Scientists, particularly in Japan, have for many years been gathering evidence of electromagnetic signals that come from under the ground before earthquakes. The bigger the signal, the bigger the quake is likely to be. This can occur hours before, and in some cases, days or even weeks before the quake itself. Why it happens is not well understood but current theory is that it has to do with rocks creating large electric currents as a result of crushing or grinding under high pressure. Several methods have been used to detect these reportedly erratic, electromagnetic pulses. The method described here is one of the simplest. Technically, it’s called a “search coil magnetometer.” This does not respond to very slow magnetic changes, but it can sense short-term ones, making it suitable for detecting earthquake precursors. Continue reading
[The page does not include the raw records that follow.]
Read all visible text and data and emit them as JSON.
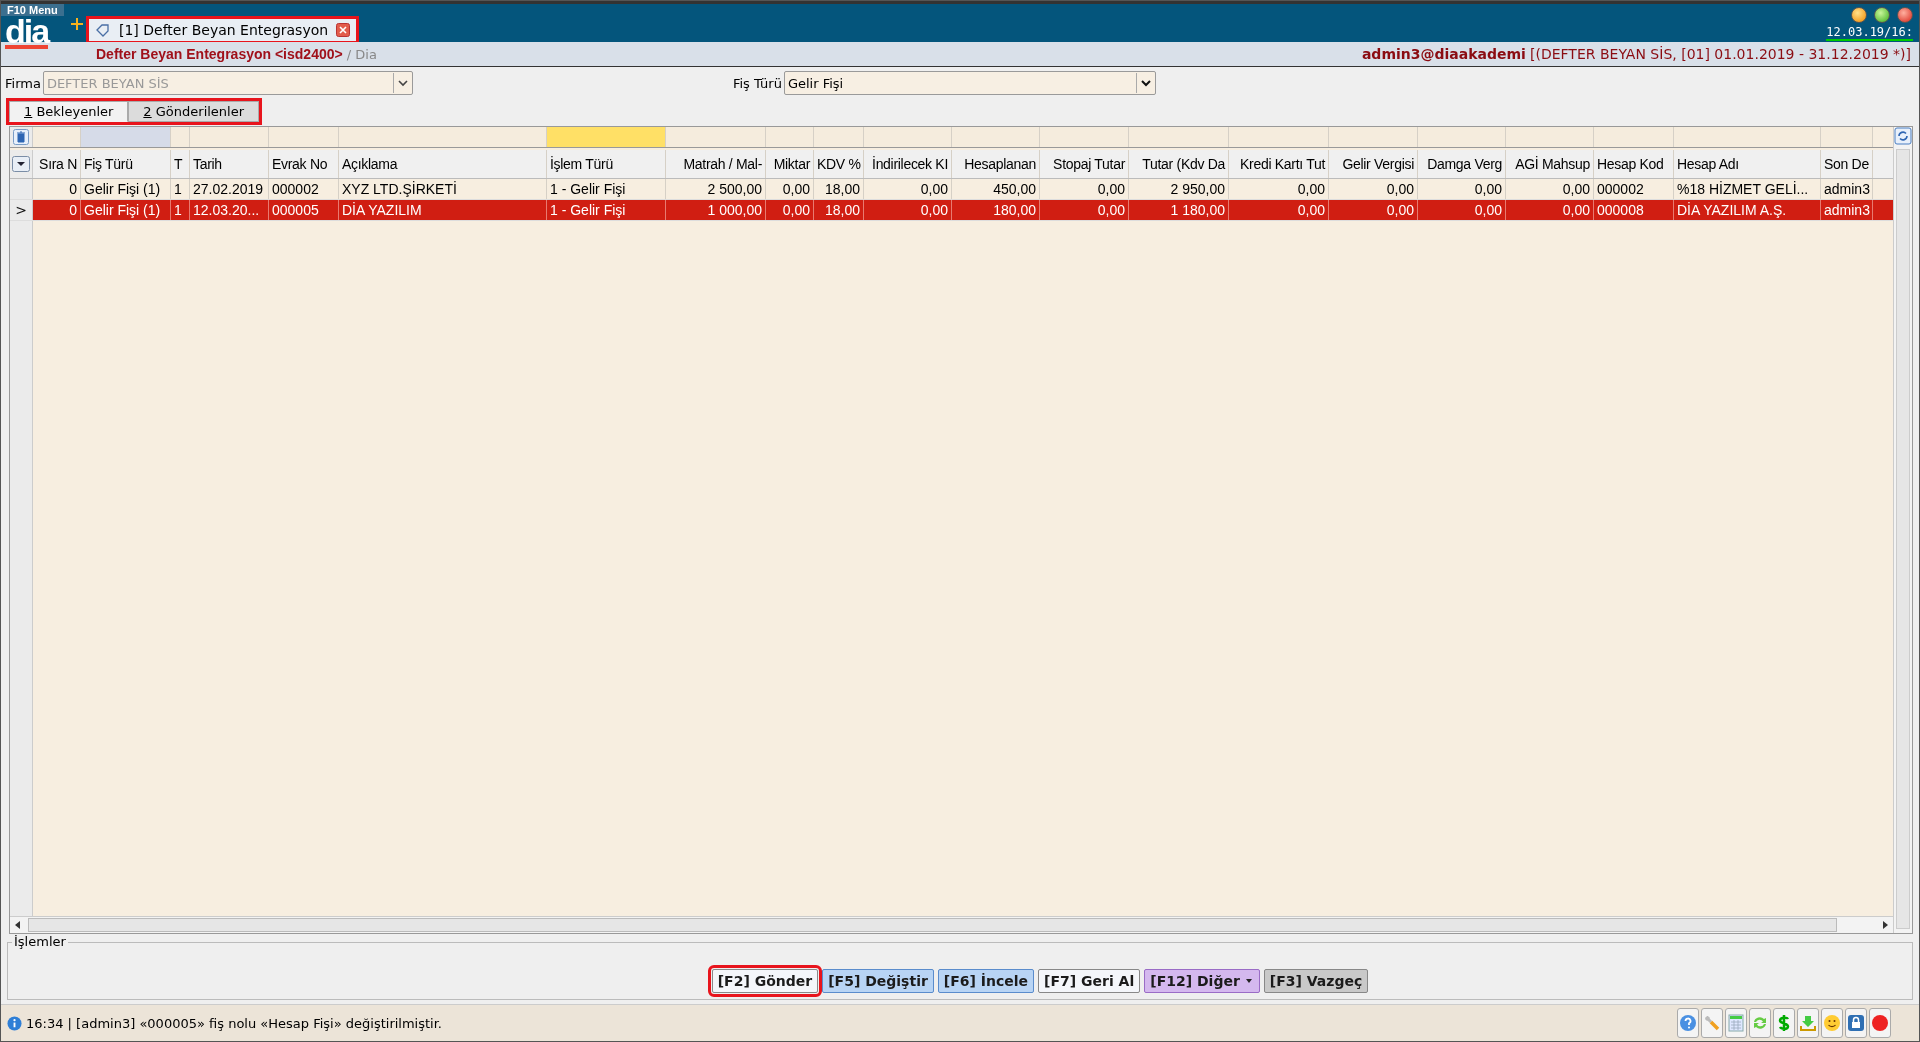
{
  "menu_label": "F10 Menu",
  "logo": "dia",
  "doc_tab": {
    "label": "[1] Defter Beyan Entegrasyon",
    "highlighted": true
  },
  "clock": "12.03.19/16:",
  "breadcrumb": {
    "title": "Defter Beyan Entegrasyon <isd2400>",
    "path": "/ Dia"
  },
  "user": {
    "name": "admin3@diaakademi",
    "context": "[(DEFTER BEYAN SİS, [01] 01.01.2019 - 31.12.2019 *)]"
  },
  "firma": {
    "label": "Firma",
    "value": "DEFTER BEYAN SİS",
    "disabled": true
  },
  "fis_turu": {
    "label": "Fiş Türü",
    "value": "Gelir Fişi"
  },
  "tabs": [
    {
      "key": "1",
      "label": " Bekleyenler",
      "selected": true
    },
    {
      "key": "2",
      "label": " Gönderilenler",
      "selected": false
    }
  ],
  "tabs_highlighted": true,
  "table": {
    "columns": [
      {
        "label": "Sıra N",
        "sorted": false,
        "filtered": false
      },
      {
        "label": "Fiş Türü",
        "sorted": true,
        "filtered": false
      },
      {
        "label": "T",
        "sorted": false,
        "filtered": false
      },
      {
        "label": "Tarih",
        "sorted": false,
        "filtered": false
      },
      {
        "label": "Evrak No",
        "sorted": false,
        "filtered": false
      },
      {
        "label": "Açıklama",
        "sorted": false,
        "filtered": false
      },
      {
        "label": "İşlem Türü",
        "sorted": false,
        "filtered": true
      },
      {
        "label": "Matrah / Mal-",
        "sorted": false,
        "filtered": false
      },
      {
        "label": "Miktar",
        "sorted": false,
        "filtered": false
      },
      {
        "label": "KDV %",
        "sorted": false,
        "filtered": false
      },
      {
        "label": "İndirilecek KI",
        "sorted": false,
        "filtered": false
      },
      {
        "label": "Hesaplanan",
        "sorted": false,
        "filtered": false
      },
      {
        "label": "Stopaj Tutar",
        "sorted": false,
        "filtered": false
      },
      {
        "label": "Tutar (Kdv Da",
        "sorted": false,
        "filtered": false
      },
      {
        "label": "Kredi Kartı Tut",
        "sorted": false,
        "filtered": false
      },
      {
        "label": "Gelir Vergisi",
        "sorted": false,
        "filtered": false
      },
      {
        "label": "Damga Verg",
        "sorted": false,
        "filtered": false
      },
      {
        "label": "AGİ Mahsup",
        "sorted": false,
        "filtered": false
      },
      {
        "label": "Hesap Kod",
        "sorted": false,
        "filtered": false
      },
      {
        "label": "Hesap Adı",
        "sorted": false,
        "filtered": false
      },
      {
        "label": "Son De",
        "sorted": false,
        "filtered": false
      }
    ],
    "rows": [
      {
        "selected": false,
        "cells": [
          "0",
          "Gelir Fişi (1)",
          "1",
          "27.02.2019",
          "000002",
          "XYZ LTD.ŞİRKETİ",
          "1 - Gelir Fişi",
          "2 500,00",
          "0,00",
          "18,00",
          "0,00",
          "450,00",
          "0,00",
          "2 950,00",
          "0,00",
          "0,00",
          "0,00",
          "0,00",
          "000002",
          "%18 HİZMET GELİ...",
          "admin3"
        ]
      },
      {
        "selected": true,
        "cells": [
          "0",
          "Gelir Fişi (1)",
          "1",
          "12.03.20...",
          "000005",
          "DİA YAZILIM",
          "1 - Gelir Fişi",
          "1 000,00",
          "0,00",
          "18,00",
          "0,00",
          "180,00",
          "0,00",
          "1 180,00",
          "0,00",
          "0,00",
          "0,00",
          "0,00",
          "000008",
          "DİA YAZILIM A.Ş.",
          "admin3"
        ]
      }
    ],
    "current_marker": ">"
  },
  "actions": {
    "title": "İşlemler",
    "buttons": [
      {
        "label": "[F2] Gönder",
        "kind": "plain",
        "highlighted": true
      },
      {
        "label": "[F5] Değiştir",
        "kind": "blue",
        "highlighted": false
      },
      {
        "label": "[F6] İncele",
        "kind": "blue",
        "highlighted": false
      },
      {
        "label": "[F7] Geri Al",
        "kind": "plain",
        "highlighted": false
      },
      {
        "label": "[F12] Diğer",
        "kind": "purple",
        "highlighted": false,
        "dropdown": true
      },
      {
        "label": "[F3] Vazgeç",
        "kind": "grey",
        "highlighted": false
      }
    ]
  },
  "status": {
    "message": "16:34 | [admin3] «000005» fiş nolu «Hesap Fişi» değiştirilmiştir."
  },
  "tray": [
    {
      "kind": "help"
    },
    {
      "kind": "wrench"
    },
    {
      "kind": "calculator"
    },
    {
      "kind": "sync"
    },
    {
      "kind": "dollar"
    },
    {
      "kind": "download"
    },
    {
      "kind": "smiley"
    },
    {
      "kind": "lock"
    },
    {
      "kind": "stop"
    }
  ]
}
In my search for educational projects that can engage a kid’s interest, I recently began looking into seismology (from Ancient Greek, “seismos”, an earthquake and “logia”, study of.)
Being a rather high-tech subject, I was skeptical of my chances of reducing it to something kids could do, but I gave it a shot anyway, since it’s very applicable here in Taiwan, where earthquakes average a couple a day. (You can see them on this website: http://www.cwb.gov.tw/eng/index.htm )
The goal was to come up with some kind of a detector; the simplest and cheapest design possible that a student could plug into a computer and record real earthquakes. Although still in progress I wanted to share what I’ve done so far as it’s a fascinating field and full of good, observable data that will give anyone a deeper understanding of the planet we live on. Continue reading
A galvanometer is a device for measuring the flow of an electric current. (From Galvani, a professor of physiology at Bologna, and meter, measure.)
In this day and age, electricity has found its way into our lives in the most unexpected areas. Nobody could have imagined how useful computers and cellphones would become, but how far can it go? I thought electric toothbrushes were pushing the limit once, but then I saw a computer controlled toilet seat….. Continue reading
This project utilizes a wide variety of materials and technologies: woodwork, electronics, computer software if desired, and the code itself.
Morse code is still used by many amateur radio operators. One can also still find military, maritime and aviation applications for it. Pilots, for example, need to know it so they can recognize the location code sent out by radio beacons. Continue reading